State legislatures nationwide are hoping a tweak in statutes will save drivers from tickets or at least spare them from digging through their glove boxes, wallets or pocketbooks for their insurance cards.
Governments in more than a dozen states have recently passed laws that authorize drivers to show digital images of their proof-of-insurance cards to law enforcement officers during traffic stops.
On Tuesday, a bill in Washington state became law. That followed laws passing in Colorado, Indiana, and Kansas in April, according to the Property Casualty Insurers Association of America, an industry trade group. Bills are awaiting signatures from the governors in Maine, Georgia, Alaska and Tennessee, according to that group.
At least another six states have approved the measure in at least one legislative body, including Florida, Missouri, Oklahoma, Oregon, South Carolina, and Texas.
"It's a great convenience to the citizen," said Republican Sen. Gary Romine, of Farmington, Mo., who sponsored the bill that has passed the state Senate. "It's another opportunity to step into the information age."
Romine's bill now goes to the Missouri House.
Many so-called e-Card bills require that the digital card be issued directly from an insurer. Photos of paper cards are not acceptable to limit the risk of fraud.
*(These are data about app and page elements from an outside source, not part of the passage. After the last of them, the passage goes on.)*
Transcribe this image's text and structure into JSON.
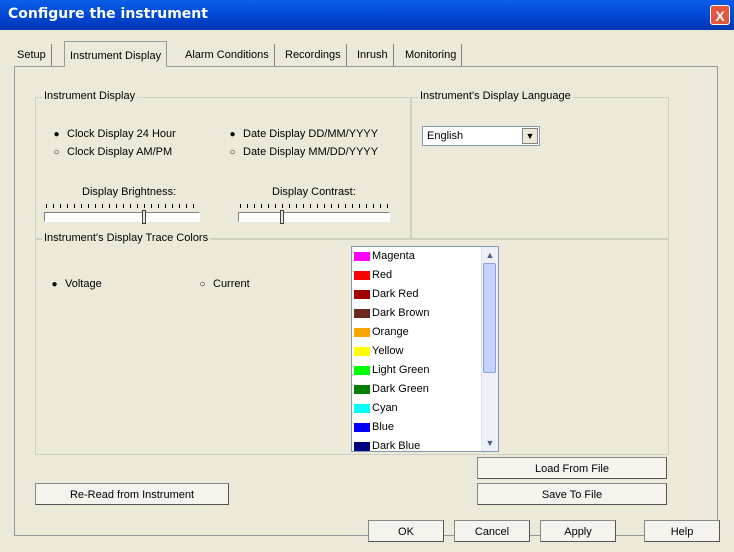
{
  "window": {
    "title": "Configure the instrument",
    "close_label": "X"
  },
  "tabs": [
    {
      "label": "Setup"
    },
    {
      "label": "Instrument Display"
    },
    {
      "label": "Alarm Conditions"
    },
    {
      "label": "Recordings"
    },
    {
      "label": "Inrush"
    },
    {
      "label": "Monitoring"
    }
  ],
  "instrument_display": {
    "group_label": "Instrument Display",
    "clock_24": "Clock Display 24 Hour",
    "clock_ampm": "Clock Display AM/PM",
    "date_ddmm": "Date Display DD/MM/YYYY",
    "date_mmdd": "Date Display MM/DD/YYYY",
    "brightness_label": "Display Brightness:",
    "contrast_label": "Display Contrast:"
  },
  "language": {
    "group_label": "Instrument's Display Language",
    "value": "English"
  },
  "trace_colors": {
    "group_label": "Instrument's Display Trace Colors",
    "voltage": "Voltage",
    "current": "Current",
    "items": [
      {
        "label": "Magenta",
        "color": "#ff00ff"
      },
      {
        "label": "Red",
        "color": "#ff0000"
      },
      {
        "label": "Dark Red",
        "color": "#a00000"
      },
      {
        "label": "Dark Brown",
        "color": "#6b2a20"
      },
      {
        "label": "Orange",
        "color": "#f7a500"
      },
      {
        "label": "Yellow",
        "color": "#ffff00"
      },
      {
        "label": "Light Green",
        "color": "#00ff00"
      },
      {
        "label": "Dark Green",
        "color": "#008000"
      },
      {
        "label": "Cyan",
        "color": "#00ffff"
      },
      {
        "label": "Blue",
        "color": "#0000ff"
      },
      {
        "label": "Dark Blue",
        "color": "#000080"
      }
    ]
  },
  "buttons": {
    "load": "Load From File",
    "save": "Save To File",
    "reread": "Re-Read from Instrument",
    "ok": "OK",
    "cancel": "Cancel",
    "apply": "Apply",
    "help": "Help"
  }
}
"It can't be a cellphone photo of an insurance card," Romine said.
To address concerns of law enforcement, the bill says police cannot be held liable if they accidentally drop a person's smartphone while verifying vehicle insurance.
Louisiana began accepting digital insurance cards nearly a year ago.
"To my knowledge, there have not been any complaints from law enforcement," said Sgt. J.B. Slaton, a spokesman for the Louisiana State Police. "It seems to be working well."
Insurance companies, which can save on paper and postal costs, are among the strongest supporters of e-Card laws.
"It modernizes insurance laws and keeps up with consumer behavior," said Nicole Mahrt, of Property Casualty Insurers Association of America, which represents auto, home and commercial insurers.
Mahrt tallied at least two dozen states that have passed or are considering a bill.
"It's certainly a trend," Mahrt said.
Rollins also reports for the Springfield (Mo.) News-Leader